A recent report that gamers in Japan can buy titles on Nintendo’s eShop by tapping their contactless payment cards against their Wii U controllers. Whatever next?
In the guest blog post below Tony Virdi, head of UK banking and financial services at IT services firm Cognizant, gives his view on the changing landscape of payments.
The changing face of payments
By Tony Virdi
“Over the years, we have transitioned from bartering to tender and cash, moving into cheque and card payments, with many countries now also embracing online and mobile payments. In fact, the value of goods and services purchased with a mobile device is expected to almost triple from £4.8bn in 2013 to £14.2bn in 2018, according Centre for Economic and Business Research. Indeed, this fast-paced evolution has even extended into social network payments with the recent announcement that Facebook is seeking regulatory approval in the UK to offer mobile payments through its platform. And just this month, Denmark announced two cashless initiatives: the ability to pay with mobile phones in shops nationwide and the agreement to run a pilot in which only mobile payments are allowed and shops could refuse to accept cash payments.
In order to keep up with alternative payment providers, those players in the payments ecosystem who do not look to the future, risk stagnating as consumers increasingly seek alternative, more convenient and immediate ways of making payments. But what are the market conditions changing the payments landscape and which are the current priorities of payment providers and processors?
In a recent report published in conjunction with the Financial Services Club and VocaLink, we explored the state of the world’s largest payment infrastructures and how market conditions are changing the game. Overwhelmingly, the evolution of technology and in particular, the rise of online and digital channels is having significant impact. As cheque payments are moving towards possible extinction, organisations now notice the importance of mobile and smartphone usage, social networking and collaboration. In addition, security concerns around cloud computing seem to be lessening – according to our research, security has been replaced as the top priority by mobile, with 79% of respondents. As a result, the cloud is used by many of the most forward-thinking organisations who are already putting these observations into practice.
While these mobile, digital and social changes are mostly impacting the front end of retail payments, there is also an important role to be played in the back-end integration of new payment channels. Co-operation is now key and this involves all parties from banks, merchants and card issuers to payment processors, mobile operators and handset manufacturers working together to develop a multi-channel payments process that is user-friendly.
In addition, the report highlights that regulatory change remains at top on the agenda and is currently the biggest focus for the world’s largest payment processing infrastructures. Over 50% of banks consider this a priority as Basel III, the Banking Union, the Bank Reform Bill, Dodd-Frank and more are all hitting the banks hard this year. This is also true for the wider industry. The spotlight on payments resilience, the implications of ring-fencing on bank payment systems and the potential for account number portability are all pertinent issues in this market. But, in a global and digital world, the future lies in innovation. Those organisations that use analytics and customer insight will be the winners.

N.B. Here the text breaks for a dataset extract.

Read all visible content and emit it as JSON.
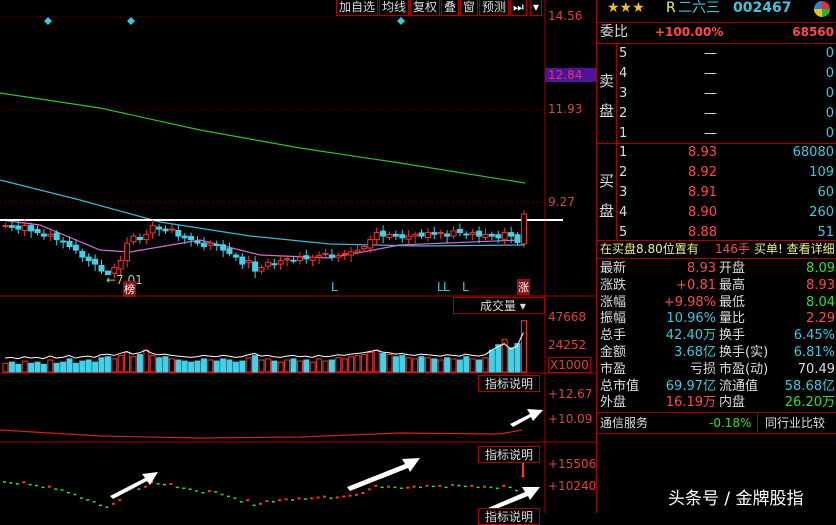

Analytics technology allows organisations including merchants, card issuers, banks and technology and service providers to understand the spending and payments habits of consumers. Such valuable insight ensures that any new channels rolled out match customers’ habits accordingly. Following such a process will enable organisations to innovate and become more competitive, which is critical given the rise in alternative players entering the market. Most recently, Holvi, PayPal, Amazon Payments, e-Wallet/smartphone services and Square have emerged, along with the arrival of Facebook and Apple into the e-money business.
Customer insights can be gleaned by gathering data from various different sources to create a 360 degree view of the customer. Real-time insights about each customer are based on advanced statistical analysis and machine learning techniques on very large datasets of granular payment data. It is this granular data that enables organisations to better understand their customers and tailor their communications and processes in a more personalised way, rather than relying on old segmentation methods. As each customer’s response, feedback or behaviour is processed, it is analysed to provide inputs about campaign effectiveness, brand loyalty, changing spending habits and profit/loss.
There is a huge opportunity for the payments ecosystem to adapt and evolve in line with the digital transformation that is changing the rest of the world. Such change helps organisations to run differently and be able to compete with new players. But for this to work, those involved in the industry must build strong partnerships, based on analytics and evidence that a payments channel is of interest to the consumers. At the same time, all payments providers must ensure that the customer experience is enhanced without compromising on security requirements and regulations that protect our money in the first place.”